WASHINGTON - Father Paul K. Hurley, a priest of the
Archdiocese of Boston and a military chaplain for about 15
years, was confirmed March 27 as the U.S. Army chief of
chaplains in a voice vote by the U.S. Senate.
With the appointment comes a promotion in rank from colonel
to major general. Father Hurley, in a March 30 telephone
interview with Catholic News Service, said he expected the
formal promotion and installation ceremony to take place
sometime in May.
He will become the Army's 24th chief of chaplains. He will
succeed Msgr. Donald L. Rutherford, himself a major general
in the Army and a priest of the Diocese of Albany, New York,
who will soon retire after serving in the post since 2011.
Father Hurley, who said he's usually called "Chap" - short
for "Chaplain," especially to non-Catholic Army personnel -
is not only a graduate of St. John's Seminary in Boston, but
also of the U.S. Military Academy at West Point, New York.
"After doing some time in a parish up in Boston, it was kind
of mutual thing that I eventually came back to the military
as a chaplain," said Father Hurley, who was ordained to the
priesthood in 2005.
Father Hurley currently serves as the command chaplain for
the 18th Airborne Corps at Fort Bragg, North Carolina, and
talked to CNS from Fort Bragg. During the interview, another
cellphone of his rang. "That's my life right now - phone
calls, emails, trying to get myself moved along," he said.
The nomination process for his upcoming position is quite
extensive, Father Hurley said. "There's a board that makes
selection and then that selection is vetted through a whole
series of channels, and then eventually there was a point in
time where I was aware of what was going on," Father Hurley
said. "But it's still not a done deal until the nomination is
completed and then it's sent over to the Senate for
confirmation. ... I didn't know too much previous to that
nomination coming up."
Father Hurley's previous chaplain assignments include
deployments to Iraq and Afghanistan - the latter where
Archbishop Timothy P. Broglio, head of the U.S. Archdiocese
for the Military Services, met him last year during Holy Week

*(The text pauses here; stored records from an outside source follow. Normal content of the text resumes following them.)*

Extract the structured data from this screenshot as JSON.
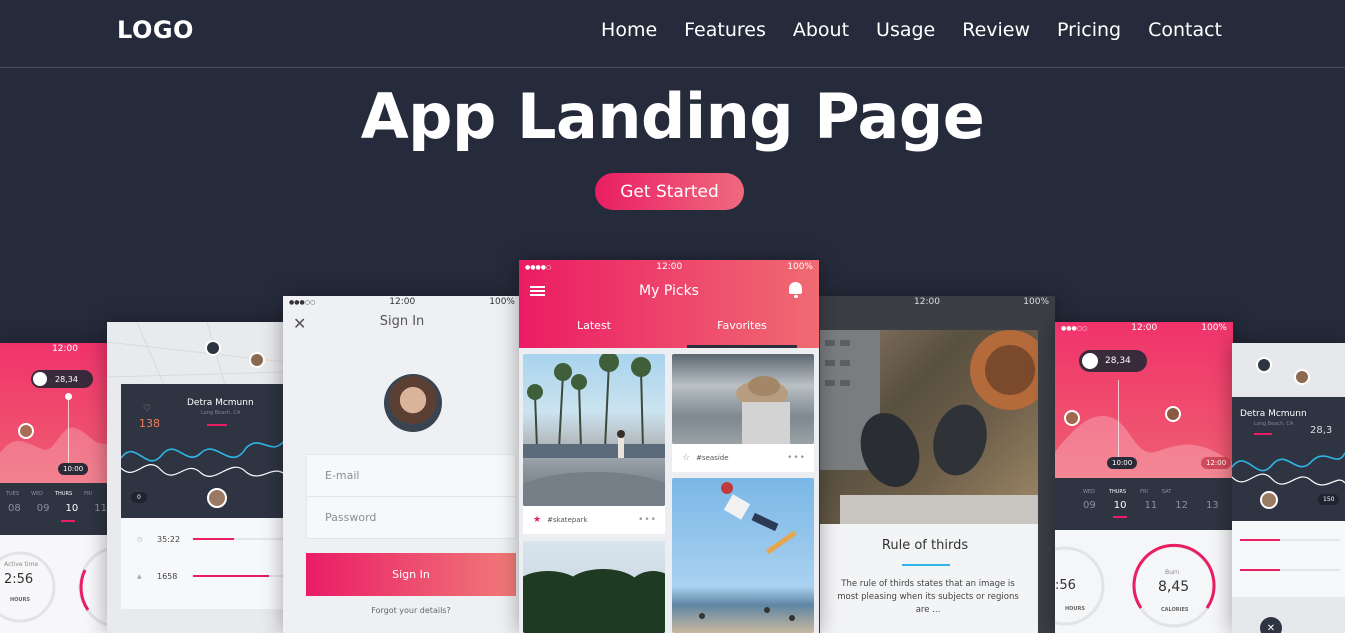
{
  "brand": {
    "logo": "LOGO"
  },
  "nav": [
    "Home",
    "Features",
    "About",
    "Usage",
    "Review",
    "Pricing",
    "Contact"
  ],
  "hero": {
    "title": "App Landing Page",
    "cta": "Get Started"
  },
  "screens": {
    "far_left": {
      "time": "12:00",
      "bubble": "28,34",
      "pin_time": "10:00",
      "days": [
        "TUES",
        "WED",
        "THURS",
        "FRI"
      ],
      "dates": [
        "08",
        "09",
        "10",
        "11"
      ],
      "active_label": "Active time",
      "active_value": "2:56",
      "active_unit": "HOURS"
    },
    "map_left": {
      "name": "Detra Mcmunn",
      "location": "Long Beach, CA",
      "likes": "138",
      "zero": "0",
      "stat1": "35:22",
      "stat2": "1658"
    },
    "signin": {
      "time": "12:00",
      "battery": "100%",
      "title": "Sign In",
      "email_placeholder": "E-mail",
      "password_placeholder": "Password",
      "button": "Sign In",
      "forgot": "Forgot your details?"
    },
    "center": {
      "time": "12:00",
      "battery": "100%",
      "title": "My Picks",
      "tabs": [
        "Latest",
        "Favorites"
      ],
      "tag1": "#skatepark",
      "tag2": "#seaside"
    },
    "rotated": {
      "time": "12:00",
      "battery": "100%",
      "heading": "Rule of thirds",
      "body": "The rule of thirds states that an image is most pleasing when its subjects or regions are ..."
    },
    "right": {
      "time": "12:00",
      "battery": "100%",
      "bubble": "28,34",
      "pin_time": "10:00",
      "pin_time2": "12:00",
      "days": [
        "WED",
        "THURS",
        "FRI",
        "SAT"
      ],
      "dates": [
        "09",
        "10",
        "11",
        "12",
        "13"
      ],
      "active_value": ":56",
      "active_unit": "HOURS",
      "burn_label": "Burn",
      "burn_value": "8,45",
      "burn_unit": "CALORIES"
    },
    "far_right": {
      "name": "Detra Mcmunn",
      "location": "Long Beach, CA",
      "stat": "28,3",
      "count": "150"
    }
  },
  "colors": {
    "bg": "#262b3b",
    "accent": "#e91e63",
    "accent2": "#f06a7e"
  }
}
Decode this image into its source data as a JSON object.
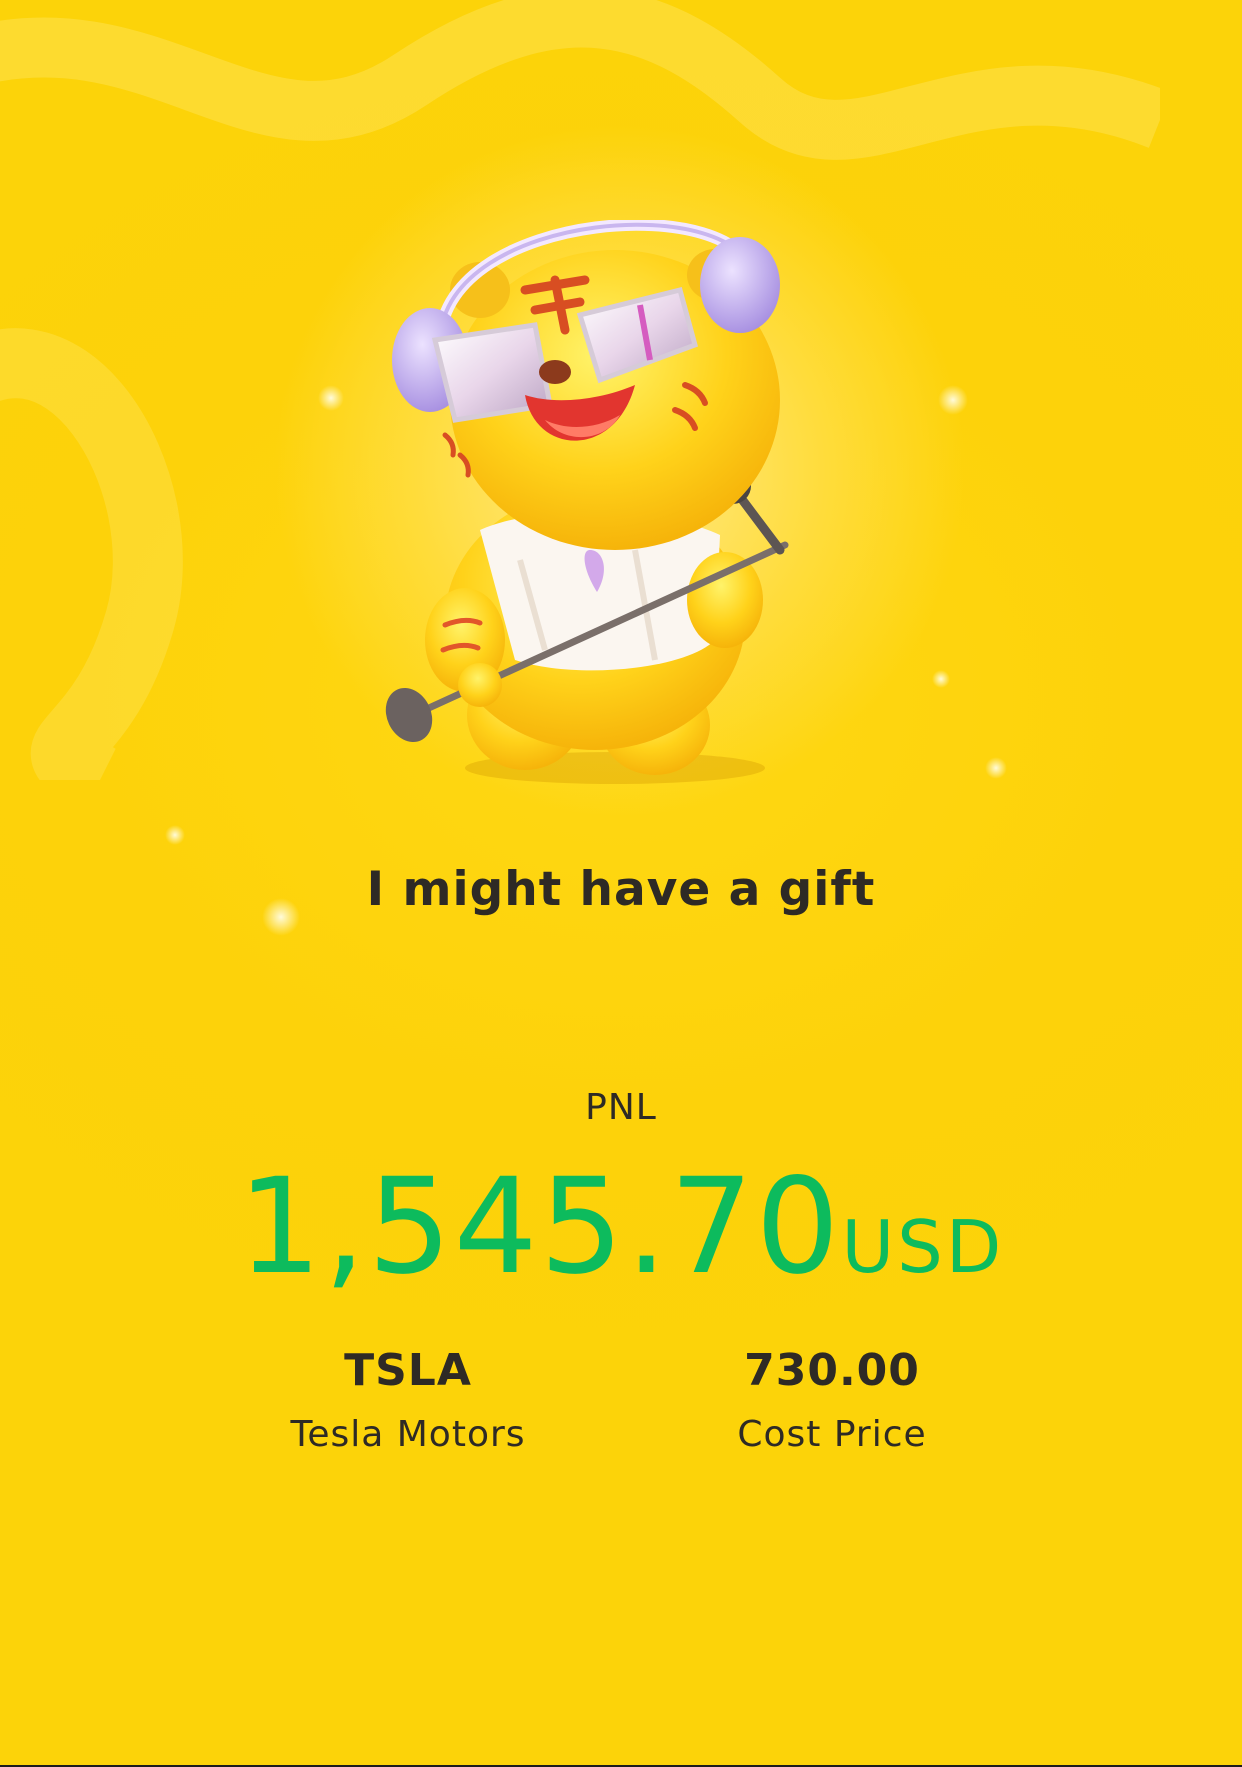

- as well as numerous stateside assignments as an Army
"He is both a fine priest and an excellent leader,"
Archbishop Broglio said in a March 28 statement.
Both Father Hurley and Msgr. Rutherford serve with
endorsement and faculties from the military archdiocese.
Father Hurley said he's eager to get to Washington so he can
get the lay of the land. "To be honest, I really need to get
up to the headquarters and find out more about what's going
on overall in order to do some sort of assessment in that
sense," he added. "Chaplains, no matter what time, or what
period, or what rank - or garrison or deployed - we're here
to take care of soldiers and families."
In his spare time, Father Hurley told CNS, "I'm a pretty
devout Boston sports fan. That usually occupies any of my
free time - following the Bruins or Red Sox or Patriots or